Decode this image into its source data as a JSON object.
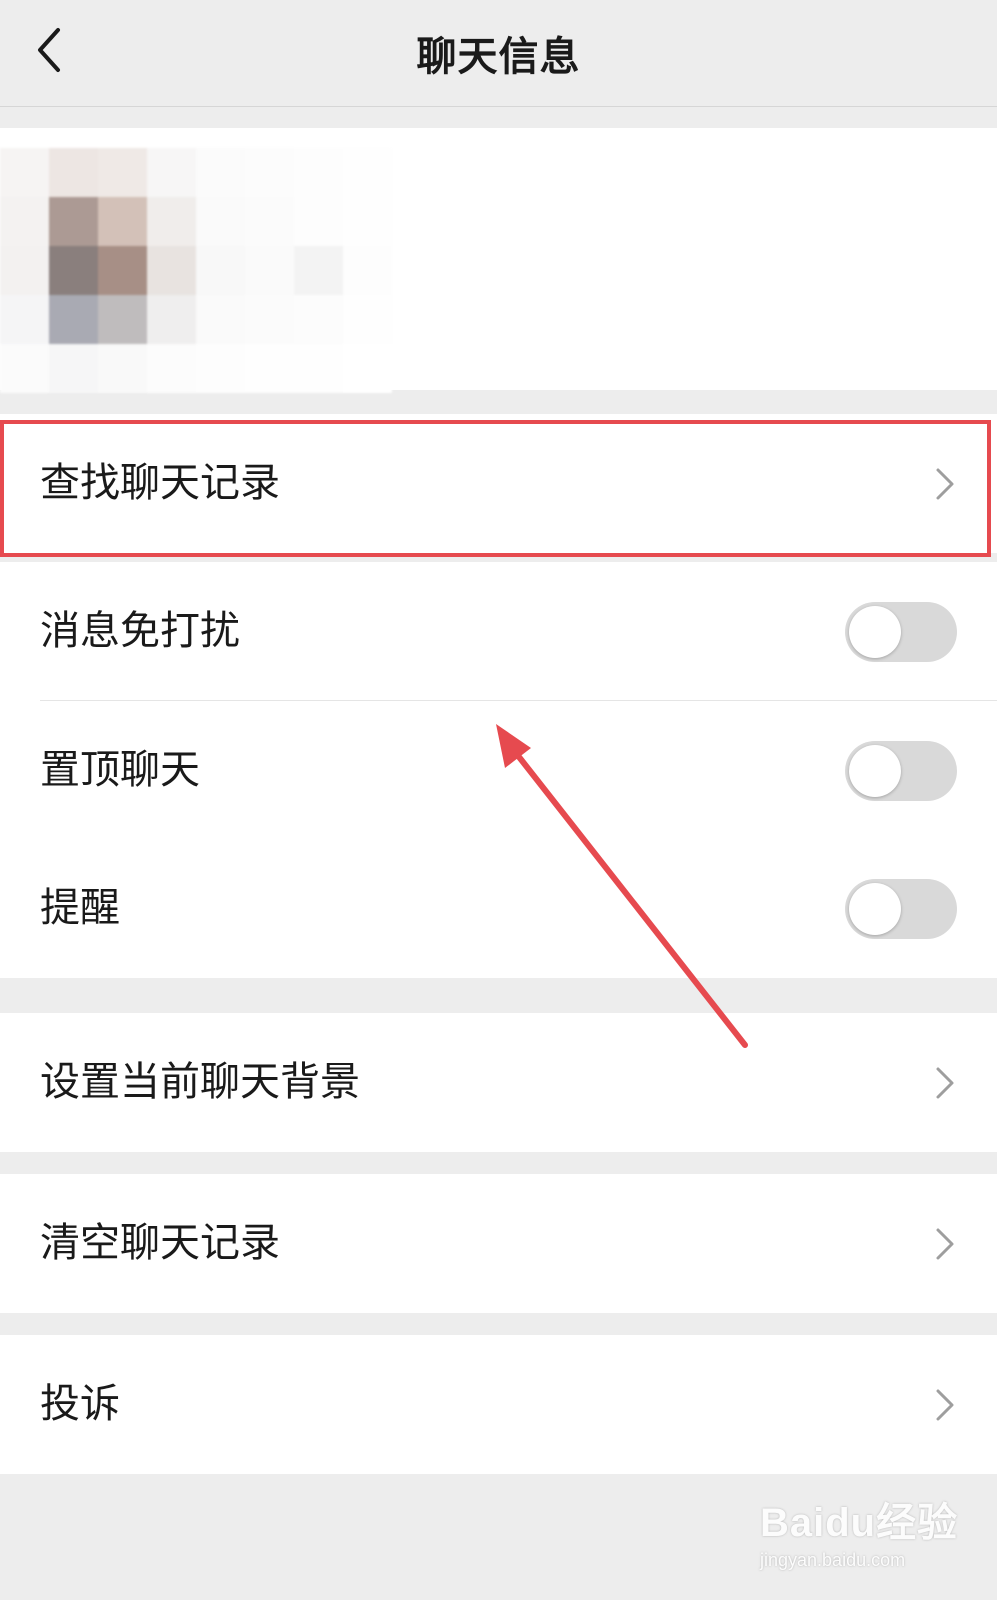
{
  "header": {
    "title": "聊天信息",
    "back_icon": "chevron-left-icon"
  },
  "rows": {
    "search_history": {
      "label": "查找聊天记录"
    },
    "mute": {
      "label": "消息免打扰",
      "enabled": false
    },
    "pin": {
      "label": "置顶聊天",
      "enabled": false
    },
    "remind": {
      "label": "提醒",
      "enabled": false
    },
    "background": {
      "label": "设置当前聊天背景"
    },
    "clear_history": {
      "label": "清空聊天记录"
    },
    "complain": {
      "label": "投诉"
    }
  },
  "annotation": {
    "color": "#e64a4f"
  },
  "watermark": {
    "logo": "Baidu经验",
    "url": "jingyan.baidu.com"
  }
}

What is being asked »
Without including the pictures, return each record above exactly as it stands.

Response to the exercise »
Decode this image into its source data as a JSON object.
{
  "header": {
    "title": "聊天信息",
    "back_icon": "chevron-left-icon"
  },
  "rows": {
    "search_history": {
      "label": "查找聊天记录"
    },
    "mute": {
      "label": "消息免打扰",
      "enabled": false
    },
    "pin": {
      "label": "置顶聊天",
      "enabled": false
    },
    "remind": {
      "label": "提醒",
      "enabled": false
    },
    "background": {
      "label": "设置当前聊天背景"
    },
    "clear_history": {
      "label": "清空聊天记录"
    },
    "complain": {
      "label": "投诉"
    }
  },
  "annotation": {
    "color": "#e64a4f"
  },
  "watermark": {
    "logo": "Baidu经验",
    "url": "jingyan.baidu.com"
  }
}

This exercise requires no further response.